Wednesday, August 5, 2020
Home Headlines Saudi Arabia triples VAT by 15% to Counter Oil slump amid COVID-19

Saudi Arabia triples VAT by 15% to Counter Oil slump amid COVID-19

By Taxscan Team -

Saudi Arabia will triple value-added tax (VAT) and suspend a cost of living allowance for state workers, it said on Monday, seeking to shore up finances hit by low oil prices as the coronavirus pandemic pummels global demand for its lifeline export.

“The cost of living allowance will be suspended as of June 1, and the value-added tax will be increased to 15 percent from 5 percent as of July 1,” Finance Minister Mohammed al-Jadaan said in the statement reported by the state news agency.

“These measures are painful but necessary to maintain financial and economic stability over the medium to long term…and to overcome the unprecedented coronavirus crisis with the least damage possible,” he added in a statement.

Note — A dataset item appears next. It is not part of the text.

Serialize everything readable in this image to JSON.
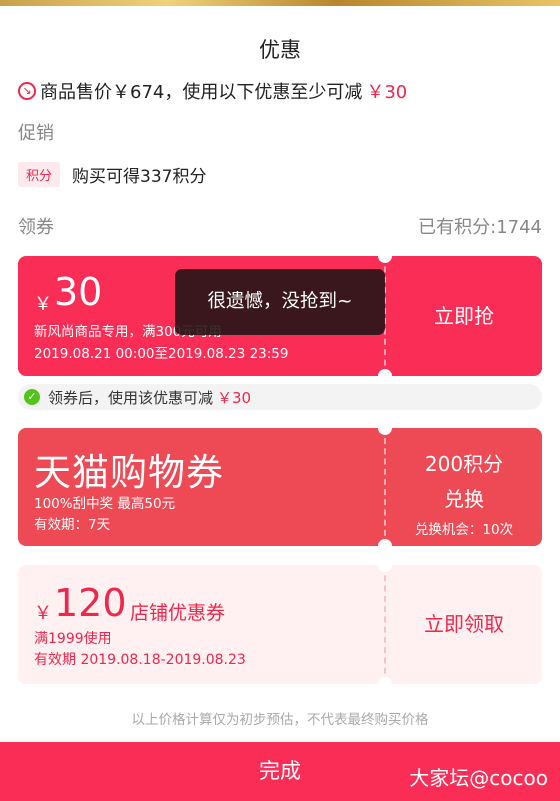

Historic oil output cuts agreed by Riyadh and other major producers have given only limited support to prices after they sank on oversupply caused by the war for petroleum market share between the kingdom and its fellow oil titan Russia.

Saudi Arabia, the world’s largest oil exporter, is also being hit hard by measures to fight the new coronavirus, which are likely to curb the pace and scale of economic reforms launched by Crown Prince Mohammed bin Salman.

The minister said non-oil revenues were affected by the suspension and decline in economic activity, while spending had risen due to unplanned strains on the healthcare sector and the initiatives taken to support the economy.

In 2018, Saudi Arabia’s King Salman ordered a monthly payment of 1,000 riyals ($267) to every state employee to compensate them for the rising cost of living after the government hiked domestic gas prices and introduced value-added tax.

“The economy of Saudi Arabia has been under a lot of stress. That’s why the government withdrew $23bn from the reserve in March. This is the largest withdrawal from the reserve, ever, in the history of the country,” Ali al-Ahmed, a Saudi scholar and expert on Saudi political affairs at the Institute for Gulf Affairs in Washington DC said.